[Show abstract][Hide abstract] ABSTRACT: CD1d-restricted natural killer T (NKT) cells and CD4+CD25+ regulatory T (Treg) cells are two thymus-derived subsets of regulatory T cells that play an important role in the maintenance of self-tolerance. Yet the functional changes of the two subsets of regulatory T cells in the development of diabetes in non-obese diabetic (NOD) mice remain unclear, and how NKT cells and CD4+CD25+ Treg cells cooperate functionally in the regulation of autoimmune diabetes is also uncertain. We provide evidence that in NOD mice, an animal model of human type 1 diabetes, the functions of both NKT cells and CD4+CD25+ Treg cells decrease in an age-dependent manner. We show that treatment with alpha-galactosylceramide increases the size of the CD4+CD25+ Treg cell compartment in NOD mice, and augments the expression of forkhead/winged helix transcription factor and the potency of CD4+CD25+ Treg cells to inhibit proliferation of CD4+CD25- T cells. Our data indicate that NKT cells and CD4+CD25+ Treg cells might cooperate in the prevention of autoimmune diabetes in NOD mice treated with alpha-galactosylceramide. Induced cooperation of NKT cells and CD4+CD25+ Treg cells could serve as a strategy to treat human autoimmune disease, such as type 1 diabetes.
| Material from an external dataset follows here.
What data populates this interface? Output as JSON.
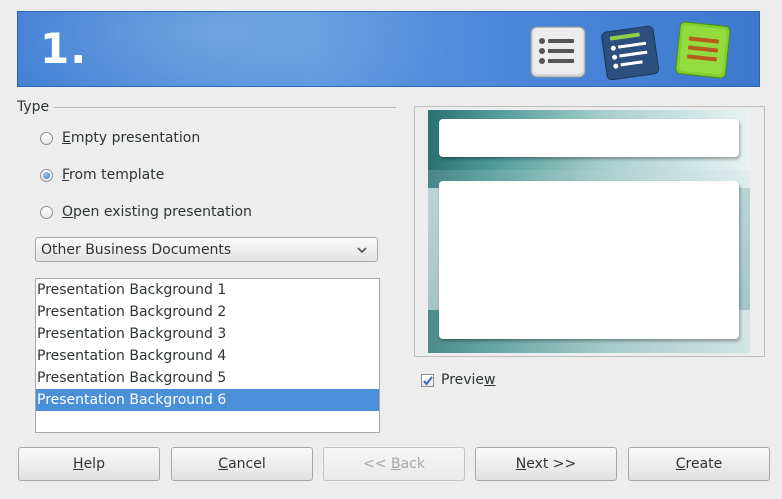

[Show abstract][Hide abstract] ABSTRACT: As reported previously, the lack of the transcriptional co-activator OBF-1 prevented development of autoimmunity in Aiolos knockout mice. To further investigate the role and mechanism of OBF-1 in autoimmunity, we crossed OBF-1 null mice with MRL-lpr mice and generated OBF-1-deficent MRL-lpr mice. OBF-1 deletion abrogated all autoantibodies in the MRL-lpr mice, including anti-dsDNA Ab and anti-Sm Ab. The failure to produce autoantibodies was not related to development of immature or mature B cells, but correlated with severely reduced antibody-secreting cells (ASCs). The loss of OBF-1 protected against hypergammaglobulinemia, immune complex deposition, glomerulonephritis, and early mortality in MRL-lpr mice. In addition, accumulation of CD4(-)CD8(-)B220(+)CD3(+) T cells that characteristically develop in Fas mutation mice were markedly reduced in MRL-lpr mice without OBF-1. These results identify OBF-1 as a critical gene in the development of autoantibodies and reveal an essential role for OBF-1 in the generation of antibody/autoantibody-secreting cells in vivo.
Journal of Autoimmunity 09/2007; 29(2-3):87-96. DOI:10.1016/j.jaut.2007.05.001 · 8.41 Impact Factor